MATERIAL PROVIDED section start

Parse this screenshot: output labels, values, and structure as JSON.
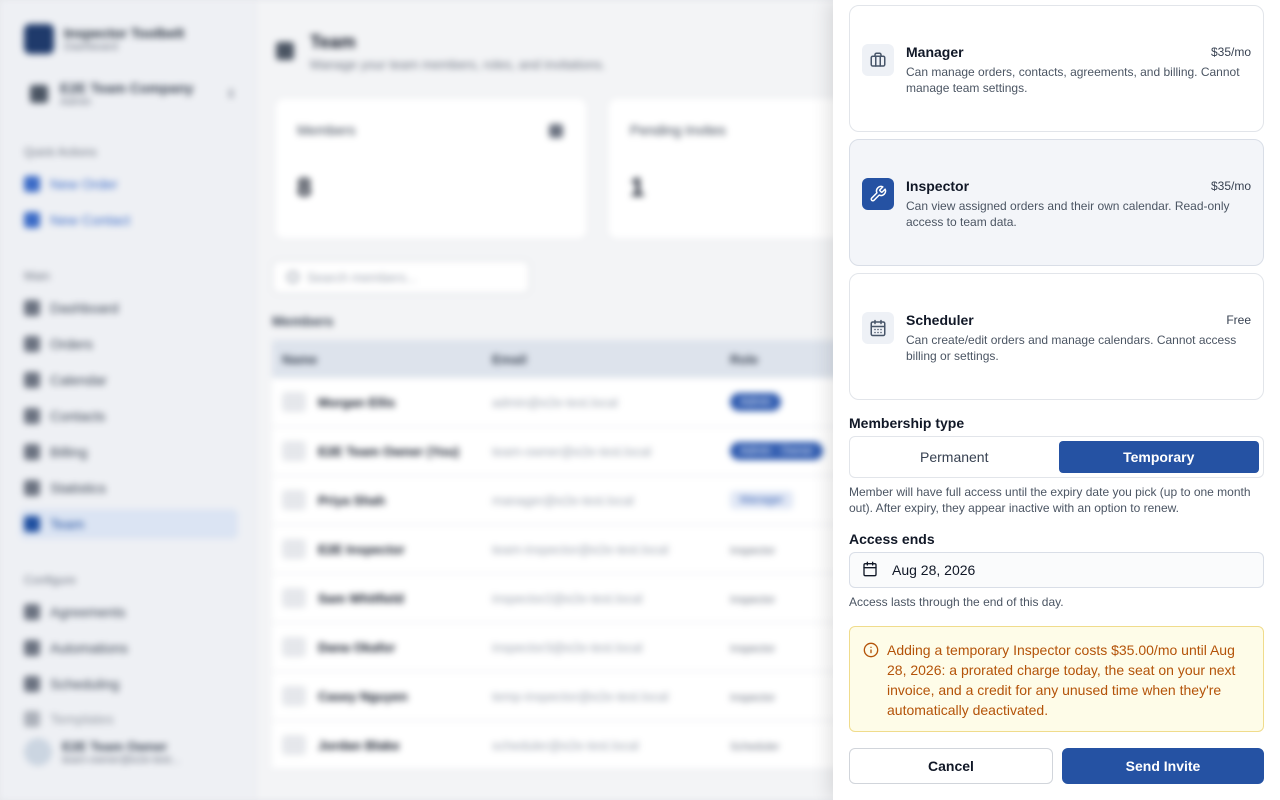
{
  "background": {
    "brand": {
      "name": "Inspector Toolbelt",
      "sub": "Dashboard"
    },
    "company": {
      "name": "E2E Team Company",
      "sub": "Admin"
    },
    "sections": {
      "quick": "Quick Actions",
      "main": "Main",
      "configure": "Configure"
    },
    "quick_actions": [
      "New Order",
      "New Contact"
    ],
    "main_nav": [
      "Dashboard",
      "Orders",
      "Calendar",
      "Contacts",
      "Billing",
      "Statistics",
      "Team"
    ],
    "configure_nav": [
      "Agreements",
      "Automations",
      "Scheduling",
      "Templates"
    ],
    "user": {
      "name": "E2E Team Owner",
      "email": "team-owner@e2e-test..."
    },
    "page": {
      "title": "Team",
      "subtitle": "Manage your team members, roles, and invitations."
    },
    "stats": [
      {
        "label": "Members",
        "value": "8"
      },
      {
        "label": "Pending Invites",
        "value": "1"
      }
    ],
    "search_placeholder": "Search members...",
    "members_title": "Members",
    "table_headers": [
      "Name",
      "Email",
      "Role"
    ],
    "rows": [
      {
        "name": "Morgan Ellis",
        "email": "admin@e2e-test.local",
        "role": "Admin",
        "style": "owner"
      },
      {
        "name": "E2E Team Owner (You)",
        "email": "team-owner@e2e-test.local",
        "role": "Admin · Owner",
        "style": "owner"
      },
      {
        "name": "Priya Shah",
        "email": "manager@e2e-test.local",
        "role": "Manager",
        "style": "mgr"
      },
      {
        "name": "E2E Inspector",
        "email": "team-inspector@e2e-test.local",
        "role": "Inspector",
        "style": "plain"
      },
      {
        "name": "Sam Whitfield",
        "email": "inspector2@e2e-test.local",
        "role": "Inspector",
        "style": "plain"
      },
      {
        "name": "Dana Okafor",
        "email": "inspector3@e2e-test.local",
        "role": "Inspector",
        "style": "plain"
      },
      {
        "name": "Casey Nguyen",
        "email": "temp-inspector@e2e-test.local",
        "role": "Inspector",
        "style": "plain"
      },
      {
        "name": "Jordan Blake",
        "email": "scheduler@e2e-test.local",
        "role": "Scheduler",
        "style": "plain"
      }
    ]
  },
  "drawer": {
    "roles": [
      {
        "name": "Manager",
        "price": "$35/mo",
        "desc": "Can manage orders, contacts, agreements, and billing. Cannot manage team settings.",
        "icon": "briefcase-icon",
        "selected": false
      },
      {
        "name": "Inspector",
        "price": "$35/mo",
        "desc": "Can view assigned orders and their own calendar. Read-only access to team data.",
        "icon": "wrench-icon",
        "selected": true
      },
      {
        "name": "Scheduler",
        "price": "Free",
        "desc": "Can create/edit orders and manage calendars. Cannot access billing or settings.",
        "icon": "calendar-icon",
        "selected": false
      }
    ],
    "membership_label": "Membership type",
    "membership_options": {
      "permanent": "Permanent",
      "temporary": "Temporary"
    },
    "membership_selected": "temporary",
    "membership_help": "Member will have full access until the expiry date you pick (up to one month out). After expiry, they appear inactive with an option to renew.",
    "access_label": "Access ends",
    "access_date": "Aug 28, 2026",
    "access_help": "Access lasts through the end of this day.",
    "notice": "Adding a temporary Inspector costs $35.00/mo until Aug 28, 2026: a prorated charge today, the seat on your next invoice, and a credit for any unused time when they're automatically deactivated.",
    "cancel_label": "Cancel",
    "send_label": "Send Invite",
    "colors": {
      "accent": "#2552a3",
      "notice_bg": "#fefce8",
      "notice_text": "#b45309"
    }
  }
}
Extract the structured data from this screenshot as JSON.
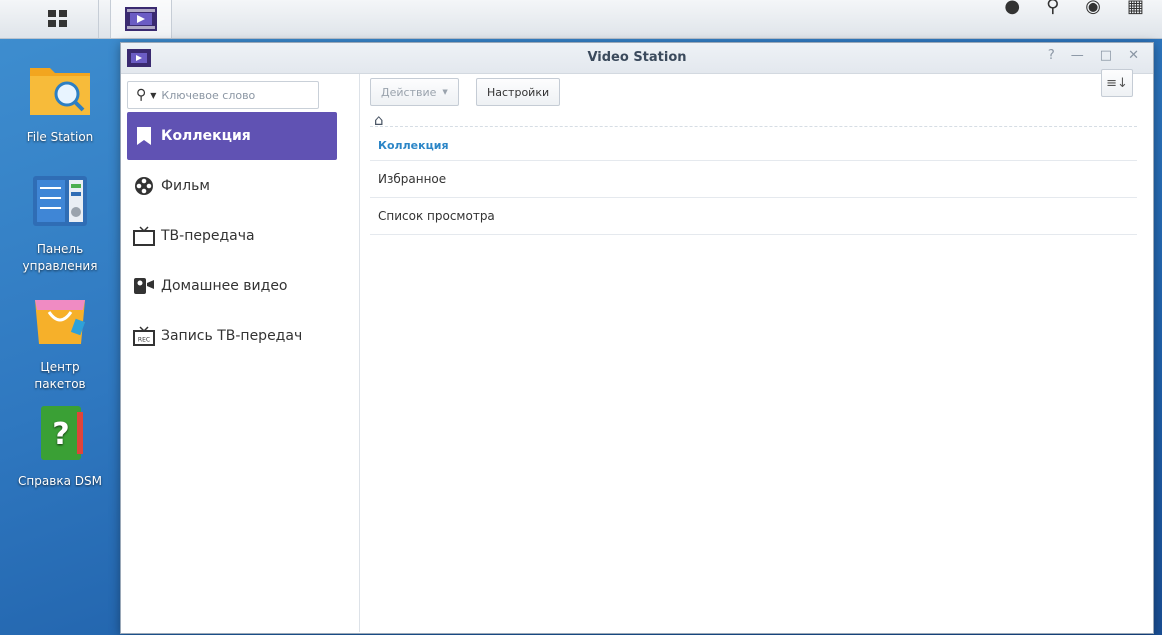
{
  "taskbar": {
    "icons": [
      "main-menu-icon",
      "video-station-icon",
      "user-icon",
      "search-icon",
      "widgets-icon",
      "windows-icon"
    ]
  },
  "desktop": {
    "items": [
      {
        "label": "File Station",
        "icon": "file-station-icon"
      },
      {
        "label": "Панель управления",
        "icon": "control-panel-icon"
      },
      {
        "label": "Центр пакетов",
        "icon": "package-center-icon"
      },
      {
        "label": "Справка DSM",
        "icon": "dsm-help-icon"
      }
    ]
  },
  "window": {
    "title": "Video Station",
    "controls": {
      "help": "?",
      "minimize": "—",
      "maximize": "□",
      "close": "✕"
    }
  },
  "sidebar": {
    "search_placeholder": "Ключевое слово",
    "items": [
      {
        "label": "Коллекция",
        "icon": "bookmark-icon",
        "active": true
      },
      {
        "label": "Фильм",
        "icon": "film-reel-icon"
      },
      {
        "label": "ТВ-передача",
        "icon": "tv-icon"
      },
      {
        "label": "Домашнее видео",
        "icon": "camcorder-icon"
      },
      {
        "label": "Запись ТВ-передач",
        "icon": "tv-record-icon"
      }
    ]
  },
  "toolbar": {
    "action_label": "Действие",
    "settings_label": "Настройки"
  },
  "list": {
    "header": "Коллекция",
    "rows": [
      "Избранное",
      "Список просмотра"
    ]
  },
  "colors": {
    "accent": "#6052b3",
    "link": "#2c86c7"
  }
}
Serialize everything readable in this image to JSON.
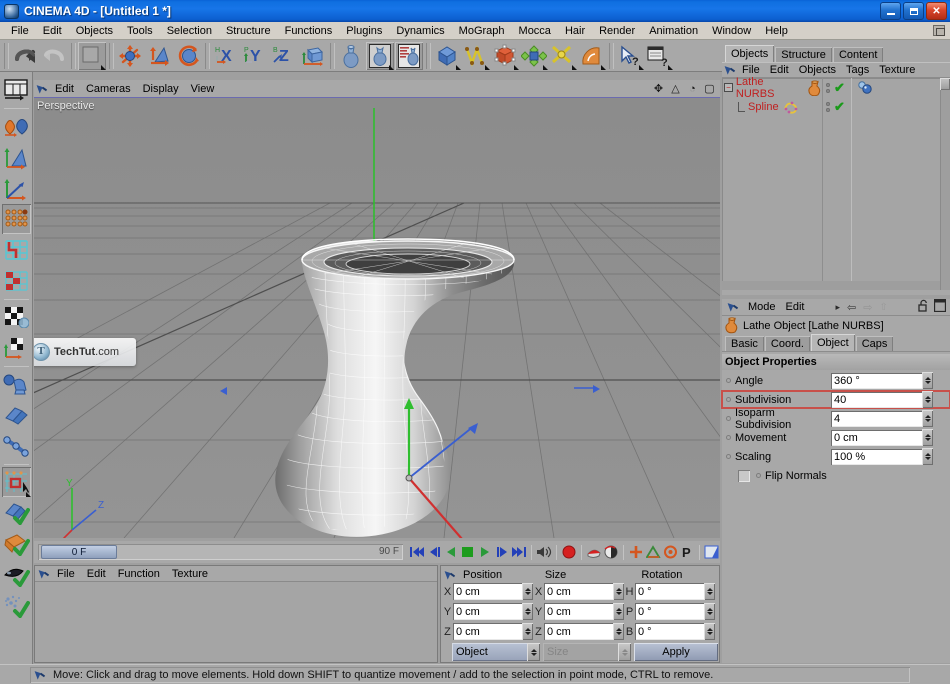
{
  "window": {
    "title": "CINEMA 4D - [Untitled 1 *]",
    "app_icon": "c4d-app-icon",
    "minimize": "_",
    "maximize": "□",
    "close": "✕"
  },
  "menubar": {
    "items": [
      "File",
      "Edit",
      "Objects",
      "Tools",
      "Selection",
      "Structure",
      "Functions",
      "Plugins",
      "Dynamics",
      "MoGraph",
      "Mocca",
      "Hair",
      "Render",
      "Animation",
      "Window",
      "Help"
    ]
  },
  "toolbar": {
    "items": [
      {
        "name": "undo-icon",
        "label": "Undo"
      },
      {
        "name": "redo-icon",
        "label": "Redo"
      },
      {
        "name": "live-selection-icon",
        "label": "Live Selection"
      },
      {
        "name": "move-tool-icon",
        "label": "Move"
      },
      {
        "name": "scale-tool-icon",
        "label": "Scale"
      },
      {
        "name": "rotate-tool-icon",
        "label": "Rotate"
      },
      {
        "name": "x-axis-lock-icon",
        "label": "X"
      },
      {
        "name": "y-axis-lock-icon",
        "label": "Y"
      },
      {
        "name": "z-axis-lock-icon",
        "label": "Z"
      },
      {
        "name": "world-object-coord-icon",
        "label": "World/Object"
      },
      {
        "name": "make-editable-icon",
        "label": "Make Editable"
      },
      {
        "name": "model-mode-icon",
        "label": "Model Mode"
      },
      {
        "name": "texture-mode-icon",
        "label": "Texture Mode"
      },
      {
        "name": "cube-primitive-icon",
        "label": "Cube"
      },
      {
        "name": "spline-icon",
        "label": "Spline"
      },
      {
        "name": "nurbs-icon",
        "label": "NURBS"
      },
      {
        "name": "array-icon",
        "label": "Modeling Objects"
      },
      {
        "name": "deformer-icon",
        "label": "Deformer"
      },
      {
        "name": "scene-object-icon",
        "label": "Scene"
      },
      {
        "name": "help-cursor-icon",
        "label": "Help Cursor"
      },
      {
        "name": "help-doc-icon",
        "label": "Help Document"
      }
    ]
  },
  "left_toolbar": {
    "items": [
      {
        "name": "layout-icon",
        "label": "Layout"
      },
      {
        "name": "object-axis-icon",
        "label": "Object / Axis Mode"
      },
      {
        "name": "model-mode-icon",
        "label": "Model Mode"
      },
      {
        "name": "axis-mode-icon",
        "label": "Axis Mode"
      },
      {
        "name": "point-mode-icon",
        "label": "Point Mode",
        "selected": true
      },
      {
        "name": "edge-mode-icon",
        "label": "Edge Mode"
      },
      {
        "name": "polygon-mode-icon",
        "label": "Polygon Mode"
      },
      {
        "name": "texture-axis-icon",
        "label": "Texture Axis"
      },
      {
        "name": "uv-polygon-icon",
        "label": "UV Polygon"
      },
      {
        "name": "animate-icon",
        "label": "Animation Mode"
      },
      {
        "name": "deformer-mode-icon",
        "label": "Deformer"
      },
      {
        "name": "joint-tool-icon",
        "label": "Joint Tool"
      },
      {
        "name": "viewport-solo-icon",
        "label": "Viewport Solo",
        "selected": true
      },
      {
        "name": "enable-axis-icon",
        "label": "Enable Axis Modification"
      },
      {
        "name": "texture-lock-icon",
        "label": "Texture Lock"
      },
      {
        "name": "quantize-icon",
        "label": "Quantize"
      },
      {
        "name": "snap-icon",
        "label": "Snap"
      }
    ]
  },
  "viewport": {
    "menu": [
      "Edit",
      "Cameras",
      "Display",
      "View"
    ],
    "label": "Perspective",
    "corner_icons": [
      {
        "name": "move-view-icon",
        "glyph": "✥"
      },
      {
        "name": "scale-view-icon",
        "glyph": "△"
      },
      {
        "name": "rotate-view-icon",
        "glyph": "◔"
      },
      {
        "name": "maximize-view-icon",
        "glyph": "▢"
      }
    ],
    "axis_labels": {
      "x": "X",
      "y": "Y",
      "z": "Z"
    },
    "watermark": {
      "brand": "TechTut",
      ".com": ".com"
    }
  },
  "timeline": {
    "current_frame": "0 F",
    "end_frame": "90 F",
    "buttons": [
      {
        "name": "go-to-start-button",
        "glyph": "|◀◀"
      },
      {
        "name": "step-back-button",
        "glyph": "◀|"
      },
      {
        "name": "play-reverse-button",
        "glyph": "◀"
      },
      {
        "name": "stop-button",
        "glyph": "■"
      },
      {
        "name": "play-button",
        "glyph": "▶"
      },
      {
        "name": "step-forward-button",
        "glyph": "|▶"
      },
      {
        "name": "go-to-end-button",
        "glyph": "▶▶|"
      },
      {
        "name": "sound-button",
        "glyph": "◀))"
      },
      {
        "name": "record-button",
        "glyph": "●"
      },
      {
        "name": "autokey-button",
        "glyph": "◐"
      },
      {
        "name": "keyframe-selection-button",
        "glyph": "◑"
      },
      {
        "name": "position-key-button",
        "glyph": "✛"
      },
      {
        "name": "scale-key-button",
        "glyph": "◬"
      },
      {
        "name": "rotation-key-button",
        "glyph": "◎"
      },
      {
        "name": "parameter-key-button",
        "glyph": "P"
      },
      {
        "name": "point-level-animation-button",
        "glyph": "▣"
      }
    ]
  },
  "material_manager": {
    "menu": [
      "File",
      "Edit",
      "Function",
      "Texture"
    ]
  },
  "coordinates": {
    "headers": [
      "Position",
      "Size",
      "Rotation"
    ],
    "rows": [
      {
        "pos_label": "X",
        "pos_value": "0 cm",
        "size_label": "X",
        "size_value": "0 cm",
        "rot_label": "H",
        "rot_value": "0 °"
      },
      {
        "pos_label": "Y",
        "pos_value": "0 cm",
        "size_label": "Y",
        "size_value": "0 cm",
        "rot_label": "P",
        "rot_value": "0 °"
      },
      {
        "pos_label": "Z",
        "pos_value": "0 cm",
        "size_label": "Z",
        "size_value": "0 cm",
        "rot_label": "B",
        "rot_value": "0 °"
      }
    ],
    "mode_select": "Object",
    "size_select": "Size",
    "apply_label": "Apply"
  },
  "object_manager": {
    "tabs": [
      {
        "label": "Objects",
        "active": true
      },
      {
        "label": "Structure",
        "active": false
      },
      {
        "label": "Content",
        "active": false
      }
    ],
    "menu": [
      "File",
      "Edit",
      "Objects",
      "Tags",
      "Texture"
    ],
    "rows": [
      {
        "name": "Lathe NURBS",
        "indent": 0,
        "icon": "lathe-nurbs-icon",
        "expander": "−",
        "visible_dot_top": "●",
        "visible_dot_bottom": "●",
        "check": "✔",
        "tag": "phong-tag-icon"
      },
      {
        "name": "Spline",
        "indent": 1,
        "icon": "spline-icon",
        "expander": "",
        "visible_dot_top": "●",
        "visible_dot_bottom": "●",
        "check": "✔",
        "tag": ""
      }
    ]
  },
  "attribute_manager": {
    "menu": [
      "Mode",
      "Edit"
    ],
    "nav_icons": [
      {
        "name": "history-arrow-icon",
        "glyph": "▸"
      },
      {
        "name": "back-arrow-icon",
        "glyph": "⇦"
      },
      {
        "name": "forward-arrow-icon",
        "glyph": "⇨"
      },
      {
        "name": "up-arrow-icon",
        "glyph": "⇧"
      },
      {
        "name": "lock-icon",
        "glyph": "🔓"
      },
      {
        "name": "panel-icon",
        "glyph": "▭"
      }
    ],
    "object_title": "Lathe Object [Lathe NURBS]",
    "object_icon": "lathe-nurbs-icon",
    "tabs": [
      {
        "label": "Basic",
        "active": false
      },
      {
        "label": "Coord.",
        "active": false
      },
      {
        "label": "Object",
        "active": true
      },
      {
        "label": "Caps",
        "active": false
      }
    ],
    "section_title": "Object Properties",
    "properties": [
      {
        "label": "Angle",
        "value": "360 °",
        "highlight": false,
        "type": "number"
      },
      {
        "label": "Subdivision",
        "value": "40",
        "highlight": true,
        "type": "number"
      },
      {
        "label": "Isoparm Subdivision",
        "value": "4",
        "highlight": false,
        "type": "number"
      },
      {
        "label": "Movement",
        "value": "0 cm",
        "highlight": false,
        "type": "number"
      },
      {
        "label": "Scaling",
        "value": "100 %",
        "highlight": false,
        "type": "number"
      },
      {
        "label": "Flip Normals",
        "value": "",
        "highlight": false,
        "type": "checkbox",
        "checked": false
      }
    ]
  },
  "status_bar": {
    "icon": "move-cursor-icon",
    "message": "Move: Click and drag to move elements. Hold down SHIFT to quantize movement / add to the selection in point mode, CTRL to remove."
  },
  "colors": {
    "titlebar_blue": "#0f6fe0",
    "panel_grey": "#a8a8a8",
    "viewport_grey": "#8e8e8e",
    "object_red": "#c02020",
    "highlight_red": "#c8504a",
    "axis_x": "#d03030",
    "axis_y": "#30b030",
    "axis_z": "#3050d0"
  }
}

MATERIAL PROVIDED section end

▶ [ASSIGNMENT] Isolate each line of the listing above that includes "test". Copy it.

▶ [EXERCISE SOLUTION]
      "email": "team-owner@e2e-test..."
        "email": "admin@e2e-test.local",
        "email": "team-owner@e2e-test.local",
        "email": "manager@e2e-test.local",
        "email": "team-inspector@e2e-test.local",
        "email": "inspector2@e2e-test.local",
        "email": "inspector3@e2e-test.local",
        "email": "temp-inspector@e2e-test.local",
        "email": "scheduler@e2e-test.local",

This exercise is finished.